“Shionogi is months behind Pfizer and Merck, which have started later-stage tests of pills to treat Covid-19. Pfizer has said its twice-daily pill could be ready to hit the market as soon as this year.”
“Iraq’s prime minister says his country no longer requires American combat troops to fight the Islamic State group, but a formal time frame for their redeployment will depend on the outcome of talks with U.S. officials this week,” the AP reports.
“President Joe Biden and Iraqi Prime Minister Mustafa al-Kadhimi are planning to announce an agreement Monday that will detail a timetable for the drawdown of the U.S. combat mission in Iraq,” NBC News reports.
Civilian casualties in Afghanistan have hit record highs amid the U.S. troop withdrawal from the country, Axios reports.
Judi Hershman, former public relations adviser to independent special counsel Kenneth Starr during the Clinton impeachment, writes about her extramarital affair with him:
“I had been on the bike trip through Tuscany in 2009. Early one evening while our spouses were at dinner elsewhere, Starr had stepped out from the shadows of the grounds of the inn where we were staying and called me over.

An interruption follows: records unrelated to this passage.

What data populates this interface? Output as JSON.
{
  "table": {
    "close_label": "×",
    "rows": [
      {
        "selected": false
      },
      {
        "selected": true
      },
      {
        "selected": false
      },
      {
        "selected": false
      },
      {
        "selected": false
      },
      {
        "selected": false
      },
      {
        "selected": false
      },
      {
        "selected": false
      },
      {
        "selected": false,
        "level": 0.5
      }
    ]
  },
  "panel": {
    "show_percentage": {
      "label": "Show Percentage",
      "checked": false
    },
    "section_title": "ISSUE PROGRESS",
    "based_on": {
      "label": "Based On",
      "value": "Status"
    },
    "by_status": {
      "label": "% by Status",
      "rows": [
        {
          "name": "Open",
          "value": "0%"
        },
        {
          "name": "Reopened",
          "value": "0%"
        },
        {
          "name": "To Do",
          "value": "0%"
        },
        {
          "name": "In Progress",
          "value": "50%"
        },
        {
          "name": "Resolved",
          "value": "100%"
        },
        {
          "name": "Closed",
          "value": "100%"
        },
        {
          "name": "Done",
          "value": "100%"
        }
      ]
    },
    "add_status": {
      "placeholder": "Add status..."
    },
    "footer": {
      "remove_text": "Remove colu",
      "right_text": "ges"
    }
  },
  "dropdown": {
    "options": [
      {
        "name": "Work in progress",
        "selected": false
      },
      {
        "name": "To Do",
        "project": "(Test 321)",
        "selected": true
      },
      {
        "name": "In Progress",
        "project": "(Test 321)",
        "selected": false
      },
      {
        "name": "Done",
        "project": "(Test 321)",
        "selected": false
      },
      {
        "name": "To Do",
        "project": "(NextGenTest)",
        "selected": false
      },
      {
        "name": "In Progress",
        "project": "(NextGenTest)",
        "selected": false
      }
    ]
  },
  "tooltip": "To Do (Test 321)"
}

After expressing his feelings for me, he pulled me into an embrace. This was the beginning of a fond, consensual affair that I had every intention of taking to the grave…”
“It took me 20 years to pull my head out of the proverbial sand, but I can see clearly now all the harm Ken Starr has done from the 1990s and now beyond as he reaches for Mike Pence’s presumed coattails.”

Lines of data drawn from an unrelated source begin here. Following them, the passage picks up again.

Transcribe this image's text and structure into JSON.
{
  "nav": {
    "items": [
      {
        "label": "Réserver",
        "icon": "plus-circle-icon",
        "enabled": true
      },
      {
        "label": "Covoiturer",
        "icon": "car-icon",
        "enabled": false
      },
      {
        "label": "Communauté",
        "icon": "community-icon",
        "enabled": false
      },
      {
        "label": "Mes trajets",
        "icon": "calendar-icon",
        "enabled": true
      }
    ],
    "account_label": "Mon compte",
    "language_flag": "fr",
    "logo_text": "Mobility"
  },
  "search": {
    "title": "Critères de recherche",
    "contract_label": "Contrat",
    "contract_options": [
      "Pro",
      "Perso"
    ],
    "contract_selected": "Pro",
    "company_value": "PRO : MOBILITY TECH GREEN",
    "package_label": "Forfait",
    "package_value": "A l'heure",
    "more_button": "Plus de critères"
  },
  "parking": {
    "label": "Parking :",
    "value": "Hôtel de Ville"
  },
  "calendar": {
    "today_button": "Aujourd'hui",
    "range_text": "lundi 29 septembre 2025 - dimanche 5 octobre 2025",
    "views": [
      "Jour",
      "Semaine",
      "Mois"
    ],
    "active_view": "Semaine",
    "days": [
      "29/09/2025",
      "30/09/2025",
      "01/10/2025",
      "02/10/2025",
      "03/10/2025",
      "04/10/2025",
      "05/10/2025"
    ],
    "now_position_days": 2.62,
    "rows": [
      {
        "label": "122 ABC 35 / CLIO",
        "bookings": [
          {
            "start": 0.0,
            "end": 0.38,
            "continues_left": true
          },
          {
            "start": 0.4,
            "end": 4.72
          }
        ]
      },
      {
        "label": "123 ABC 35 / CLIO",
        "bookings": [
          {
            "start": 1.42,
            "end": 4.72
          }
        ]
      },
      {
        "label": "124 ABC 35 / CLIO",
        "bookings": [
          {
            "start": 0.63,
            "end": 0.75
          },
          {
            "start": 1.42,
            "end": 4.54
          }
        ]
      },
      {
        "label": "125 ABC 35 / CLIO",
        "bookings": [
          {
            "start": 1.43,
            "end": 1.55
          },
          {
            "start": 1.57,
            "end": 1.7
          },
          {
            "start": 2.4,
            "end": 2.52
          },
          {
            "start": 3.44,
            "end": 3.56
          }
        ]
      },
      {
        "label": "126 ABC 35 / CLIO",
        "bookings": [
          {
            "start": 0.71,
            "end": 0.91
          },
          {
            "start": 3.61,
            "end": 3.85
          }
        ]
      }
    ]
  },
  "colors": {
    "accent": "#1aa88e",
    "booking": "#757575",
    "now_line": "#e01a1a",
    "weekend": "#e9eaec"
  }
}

Bill Scher: How can you wage culture war when your warriors are hypocrites and reprobates?
“President Biden has assembled the most aggressive antitrust team in decades, stacking his administration with three legal crusaders as it prepares to take on corporate consolidation and market power with efforts that could include blocking mergers and breaking up big companies,” the New York Times reports.
“President Joe Biden is nominating eight new leaders for U.S. attorney positions across the country, including in the office overseeing the prosecutions of hundreds of defendants charged in the Jan. 6 insurrection at the Capitol,” the Associated Press reports.
“Most would be historic firsts, including the first Black or female attorneys to lead their districts.”
Roll Call: “Conservatives are expressing outrage about a pending Senate National Defense Authorization Act that would require women to register for the draft, and two defense hawks opposed the Pentagon bill in the Armed Services Committee over the issue.”
Said Sen. Josh Hawley (R-MO): “American women have heroically served in and alongside our fighting forces since our nation’s founding. It’s one thing to allow American women to choose this service, but it’s quite another to force it upon our daughters, sisters, and wives.”
Nicholas Lemann: “It’s distinctly possible that the Supreme Court, as early as next year, could signal that it considers efforts aimed explicitly at helping Black people to be unconstitutional. In June, the Court asked the Biden Administration to give its views on the Harvard case. If the Court decides to take it, that would be seen as good news by the plaintiffs and bad news by Harvard, which has won in the lower courts…”
“It’s by no means clear that the Supreme Court has shared in the resurgence of passion for racial-justice issues that has swept through many other leading American institutions. This could be one of those Court decisions which set off not just private legal readjustments but public demonstrations, and years of political organizing… It will be fitting if the Court takes the Harvard case. The long-running battles over affirmative action involve a clash between two opposing principles, both arguably invented at Harvard: meritocracy and diversity.”
Wall Street Journal says there are signs that inflation is easing: “That signal is so-called inflation expectations: what businesses, consumers, workers and investors expect inflation to be over the next one to 10 years. Because such expectations can be self-fulfilling, economists consider them key to where inflation is going… After rising sharply from October through May, they have now begun to ease.”